**Exercise prompt:**
Return each record shown beneath, word for word.

**Interface dataset entries:**
────────────────────────────────────────
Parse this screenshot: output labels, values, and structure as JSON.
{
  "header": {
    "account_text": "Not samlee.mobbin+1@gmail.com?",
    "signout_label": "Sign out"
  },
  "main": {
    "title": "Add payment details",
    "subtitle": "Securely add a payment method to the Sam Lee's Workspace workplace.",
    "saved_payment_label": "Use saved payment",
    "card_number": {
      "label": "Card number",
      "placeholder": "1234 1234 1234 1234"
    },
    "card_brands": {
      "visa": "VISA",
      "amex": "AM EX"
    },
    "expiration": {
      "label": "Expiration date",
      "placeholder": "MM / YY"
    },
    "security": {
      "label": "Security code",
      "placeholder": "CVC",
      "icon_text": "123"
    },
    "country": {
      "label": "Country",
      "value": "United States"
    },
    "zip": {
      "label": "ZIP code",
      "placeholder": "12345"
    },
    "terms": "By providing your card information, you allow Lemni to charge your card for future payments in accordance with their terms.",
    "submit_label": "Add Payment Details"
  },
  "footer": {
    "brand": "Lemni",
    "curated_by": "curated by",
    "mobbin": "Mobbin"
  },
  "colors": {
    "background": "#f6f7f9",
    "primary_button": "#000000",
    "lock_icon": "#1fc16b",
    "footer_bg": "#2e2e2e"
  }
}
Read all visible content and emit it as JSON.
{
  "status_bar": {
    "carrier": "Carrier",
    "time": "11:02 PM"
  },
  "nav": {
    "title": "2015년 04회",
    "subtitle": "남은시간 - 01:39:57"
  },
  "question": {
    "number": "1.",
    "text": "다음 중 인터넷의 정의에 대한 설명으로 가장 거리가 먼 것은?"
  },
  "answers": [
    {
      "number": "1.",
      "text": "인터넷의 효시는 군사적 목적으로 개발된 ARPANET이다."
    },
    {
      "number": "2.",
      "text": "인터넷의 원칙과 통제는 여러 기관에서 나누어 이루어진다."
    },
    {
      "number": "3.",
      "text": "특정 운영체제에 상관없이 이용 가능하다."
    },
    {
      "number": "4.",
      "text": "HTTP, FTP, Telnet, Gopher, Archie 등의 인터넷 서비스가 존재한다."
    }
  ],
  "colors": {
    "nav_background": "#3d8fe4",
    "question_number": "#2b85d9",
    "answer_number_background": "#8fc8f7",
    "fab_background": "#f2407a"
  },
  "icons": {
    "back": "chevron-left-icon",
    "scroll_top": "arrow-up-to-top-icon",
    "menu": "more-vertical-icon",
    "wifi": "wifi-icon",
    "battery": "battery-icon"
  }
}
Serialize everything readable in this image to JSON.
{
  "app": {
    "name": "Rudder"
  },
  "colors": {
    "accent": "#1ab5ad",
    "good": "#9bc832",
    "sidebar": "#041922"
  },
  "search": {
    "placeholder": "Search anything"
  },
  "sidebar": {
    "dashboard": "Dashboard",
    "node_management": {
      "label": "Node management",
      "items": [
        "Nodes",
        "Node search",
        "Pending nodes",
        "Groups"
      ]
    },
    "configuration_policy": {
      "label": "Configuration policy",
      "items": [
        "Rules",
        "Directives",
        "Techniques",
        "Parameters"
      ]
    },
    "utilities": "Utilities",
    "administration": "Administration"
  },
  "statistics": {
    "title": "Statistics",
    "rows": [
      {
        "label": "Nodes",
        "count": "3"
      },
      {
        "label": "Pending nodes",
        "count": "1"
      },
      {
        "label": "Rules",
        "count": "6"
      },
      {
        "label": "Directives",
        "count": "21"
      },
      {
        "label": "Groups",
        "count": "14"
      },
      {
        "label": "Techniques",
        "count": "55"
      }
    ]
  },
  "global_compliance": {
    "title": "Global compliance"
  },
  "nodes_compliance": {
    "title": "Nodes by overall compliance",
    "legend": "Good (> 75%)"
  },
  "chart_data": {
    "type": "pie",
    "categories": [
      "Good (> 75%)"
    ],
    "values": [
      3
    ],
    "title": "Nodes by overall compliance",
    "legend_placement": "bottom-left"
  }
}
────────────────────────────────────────
**Answer to the exercise:**
Parse this screenshot: output labels, values, and structure as JSON.
{
  "header": {
    "account_text": "Not samlee.mobbin+1@gmail.com?",
    "signout_label": "Sign out"
  },
  "main": {
    "title": "Add payment details",
    "subtitle": "Securely add a payment method to the Sam Lee's Workspace workplace.",
    "saved_payment_label": "Use saved payment",
    "card_number": {
      "label": "Card number",
      "placeholder": "1234 1234 1234 1234"
    },
    "card_brands": {
      "visa": "VISA",
      "amex": "AM EX"
    },
    "expiration": {
      "label": "Expiration date",
      "placeholder": "MM / YY"
    },
    "security": {
      "label": "Security code",
      "placeholder": "CVC",
      "icon_text": "123"
    },
    "country": {
      "label": "Country",
      "value": "United States"
    },
    "zip": {
      "label": "ZIP code",
      "placeholder": "12345"
    },
    "terms": "By providing your card information, you allow Lemni to charge your card for future payments in accordance with their terms.",
    "submit_label": "Add Payment Details"
  },
  "footer": {
    "brand": "Lemni",
    "curated_by": "curated by",
    "mobbin": "Mobbin"
  },
  "colors": {
    "background": "#f6f7f9",
    "primary_button": "#000000",
    "lock_icon": "#1fc16b",
    "footer_bg": "#2e2e2e"
  }
}
Read all visible content and emit it as JSON.
{
  "status_bar": {
    "carrier": "Carrier",
    "time": "11:02 PM"
  },
  "nav": {
    "title": "2015년 04회",
    "subtitle": "남은시간 - 01:39:57"
  },
  "question": {
    "number": "1.",
    "text": "다음 중 인터넷의 정의에 대한 설명으로 가장 거리가 먼 것은?"
  },
  "answers": [
    {
      "number": "1.",
      "text": "인터넷의 효시는 군사적 목적으로 개발된 ARPANET이다."
    },
    {
      "number": "2.",
      "text": "인터넷의 원칙과 통제는 여러 기관에서 나누어 이루어진다."
    },
    {
      "number": "3.",
      "text": "특정 운영체제에 상관없이 이용 가능하다."
    },
    {
      "number": "4.",
      "text": "HTTP, FTP, Telnet, Gopher, Archie 등의 인터넷 서비스가 존재한다."
    }
  ],
  "colors": {
    "nav_background": "#3d8fe4",
    "question_number": "#2b85d9",
    "answer_number_background": "#8fc8f7",
    "fab_background": "#f2407a"
  },
  "icons": {
    "back": "chevron-left-icon",
    "scroll_top": "arrow-up-to-top-icon",
    "menu": "more-vertical-icon",
    "wifi": "wifi-icon",
    "battery": "battery-icon"
  }
}
Serialize everything readable in this image to JSON.
{
  "app": {
    "name": "Rudder"
  },
  "colors": {
    "accent": "#1ab5ad",
    "good": "#9bc832",
    "sidebar": "#041922"
  },
  "search": {
    "placeholder": "Search anything"
  },
  "sidebar": {
    "dashboard": "Dashboard",
    "node_management": {
      "label": "Node management",
      "items": [
        "Nodes",
        "Node search",
        "Pending nodes",
        "Groups"
      ]
    },
    "configuration_policy": {
      "label": "Configuration policy",
      "items": [
        "Rules",
        "Directives",
        "Techniques",
        "Parameters"
      ]
    },
    "utilities": "Utilities",
    "administration": "Administration"
  },
  "statistics": {
    "title": "Statistics",
    "rows": [
      {
        "label": "Nodes",
        "count": "3"
      },
      {
        "label": "Pending nodes",
        "count": "1"
      },
      {
        "label": "Rules",
        "count": "6"
      },
      {
        "label": "Directives",
        "count": "21"
      },
      {
        "label": "Groups",
        "count": "14"
      },
      {
        "label": "Techniques",
        "count": "55"
      }
    ]
  },
  "global_compliance": {
    "title": "Global compliance"
  },
  "nodes_compliance": {
    "title": "Nodes by overall compliance",
    "legend": "Good (> 75%)"
  },
  "chart_data": {
    "type": "pie",
    "categories": [
      "Good (> 75%)"
    ],
    "values": [
      3
    ],
    "title": "Nodes by overall compliance",
    "legend_placement": "bottom-left"
  }
}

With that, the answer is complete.